Task prompt> Please give the data again exactly, with no line dropped.

[Collection entries]

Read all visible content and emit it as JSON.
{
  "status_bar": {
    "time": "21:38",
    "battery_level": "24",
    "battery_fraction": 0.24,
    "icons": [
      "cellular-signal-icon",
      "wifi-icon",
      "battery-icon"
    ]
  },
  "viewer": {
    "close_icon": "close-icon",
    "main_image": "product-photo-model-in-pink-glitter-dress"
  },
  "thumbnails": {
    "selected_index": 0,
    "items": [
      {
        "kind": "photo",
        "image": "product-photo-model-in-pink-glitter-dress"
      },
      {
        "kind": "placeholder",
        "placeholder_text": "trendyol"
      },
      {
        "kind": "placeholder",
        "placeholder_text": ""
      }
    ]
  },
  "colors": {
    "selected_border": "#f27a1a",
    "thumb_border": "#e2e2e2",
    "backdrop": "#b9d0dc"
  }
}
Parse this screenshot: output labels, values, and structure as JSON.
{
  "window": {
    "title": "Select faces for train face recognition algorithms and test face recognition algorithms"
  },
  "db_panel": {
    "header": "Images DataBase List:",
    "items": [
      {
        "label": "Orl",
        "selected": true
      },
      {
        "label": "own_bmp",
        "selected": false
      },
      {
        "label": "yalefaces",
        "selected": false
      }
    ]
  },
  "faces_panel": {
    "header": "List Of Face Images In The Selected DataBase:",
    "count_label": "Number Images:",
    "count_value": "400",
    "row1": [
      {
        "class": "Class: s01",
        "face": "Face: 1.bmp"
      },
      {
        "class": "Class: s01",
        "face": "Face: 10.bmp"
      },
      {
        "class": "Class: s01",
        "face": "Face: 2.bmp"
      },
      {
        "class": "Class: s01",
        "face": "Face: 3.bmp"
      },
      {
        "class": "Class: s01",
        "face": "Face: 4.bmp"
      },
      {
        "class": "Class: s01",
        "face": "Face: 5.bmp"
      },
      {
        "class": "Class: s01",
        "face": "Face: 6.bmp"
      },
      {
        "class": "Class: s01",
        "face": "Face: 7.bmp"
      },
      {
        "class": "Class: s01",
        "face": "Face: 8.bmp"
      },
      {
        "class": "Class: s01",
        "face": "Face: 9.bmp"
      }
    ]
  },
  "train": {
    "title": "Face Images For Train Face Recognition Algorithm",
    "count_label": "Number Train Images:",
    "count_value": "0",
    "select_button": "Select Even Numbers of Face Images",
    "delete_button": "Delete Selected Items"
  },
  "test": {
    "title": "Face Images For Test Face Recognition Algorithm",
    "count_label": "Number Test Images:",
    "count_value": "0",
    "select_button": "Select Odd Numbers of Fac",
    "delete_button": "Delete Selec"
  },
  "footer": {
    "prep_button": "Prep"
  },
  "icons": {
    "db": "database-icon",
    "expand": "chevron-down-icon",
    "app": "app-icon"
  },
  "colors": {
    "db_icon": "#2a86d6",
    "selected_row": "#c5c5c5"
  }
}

Response>
Read all visible content and emit it as JSON.
{
  "status_bar": {
    "time": "21:38",
    "battery_level": "24",
    "battery_fraction": 0.24,
    "icons": [
      "cellular-signal-icon",
      "wifi-icon",
      "battery-icon"
    ]
  },
  "viewer": {
    "close_icon": "close-icon",
    "main_image": "product-photo-model-in-pink-glitter-dress"
  },
  "thumbnails": {
    "selected_index": 0,
    "items": [
      {
        "kind": "photo",
        "image": "product-photo-model-in-pink-glitter-dress"
      },
      {
        "kind": "placeholder",
        "placeholder_text": "trendyol"
      },
      {
        "kind": "placeholder",
        "placeholder_text": ""
      }
    ]
  },
  "colors": {
    "selected_border": "#f27a1a",
    "thumb_border": "#e2e2e2",
    "backdrop": "#b9d0dc"
  }
}
Parse this screenshot: output labels, values, and structure as JSON.
{
  "window": {
    "title": "Select faces for train face recognition algorithms and test face recognition algorithms"
  },
  "db_panel": {
    "header": "Images DataBase List:",
    "items": [
      {
        "label": "Orl",
        "selected": true
      },
      {
        "label": "own_bmp",
        "selected": false
      },
      {
        "label": "yalefaces",
        "selected": false
      }
    ]
  },
  "faces_panel": {
    "header": "List Of Face Images In The Selected DataBase:",
    "count_label": "Number Images:",
    "count_value": "400",
    "row1": [
      {
        "class": "Class: s01",
        "face": "Face: 1.bmp"
      },
      {
        "class": "Class: s01",
        "face": "Face: 10.bmp"
      },
      {
        "class": "Class: s01",
        "face": "Face: 2.bmp"
      },
      {
        "class": "Class: s01",
        "face": "Face: 3.bmp"
      },
      {
        "class": "Class: s01",
        "face": "Face: 4.bmp"
      },
      {
        "class": "Class: s01",
        "face": "Face: 5.bmp"
      },
      {
        "class": "Class: s01",
        "face": "Face: 6.bmp"
      },
      {
        "class": "Class: s01",
        "face": "Face: 7.bmp"
      },
      {
        "class": "Class: s01",
        "face": "Face: 8.bmp"
      },
      {
        "class": "Class: s01",
        "face": "Face: 9.bmp"
      }
    ]
  },
  "train": {
    "title": "Face Images For Train Face Recognition Algorithm",
    "count_label": "Number Train Images:",
    "count_value": "0",
    "select_button": "Select Even Numbers of Face Images",
    "delete_button": "Delete Selected Items"
  },
  "test": {
    "title": "Face Images For Test Face Recognition Algorithm",
    "count_label": "Number Test Images:",
    "count_value": "0",
    "select_button": "Select Odd Numbers of Fac",
    "delete_button": "Delete Selec"
  },
  "footer": {
    "prep_button": "Prep"
  },
  "icons": {
    "db": "database-icon",
    "expand": "chevron-down-icon",
    "app": "app-icon"
  },
  "colors": {
    "db_icon": "#2a86d6",
    "selected_row": "#c5c5c5"
  }
}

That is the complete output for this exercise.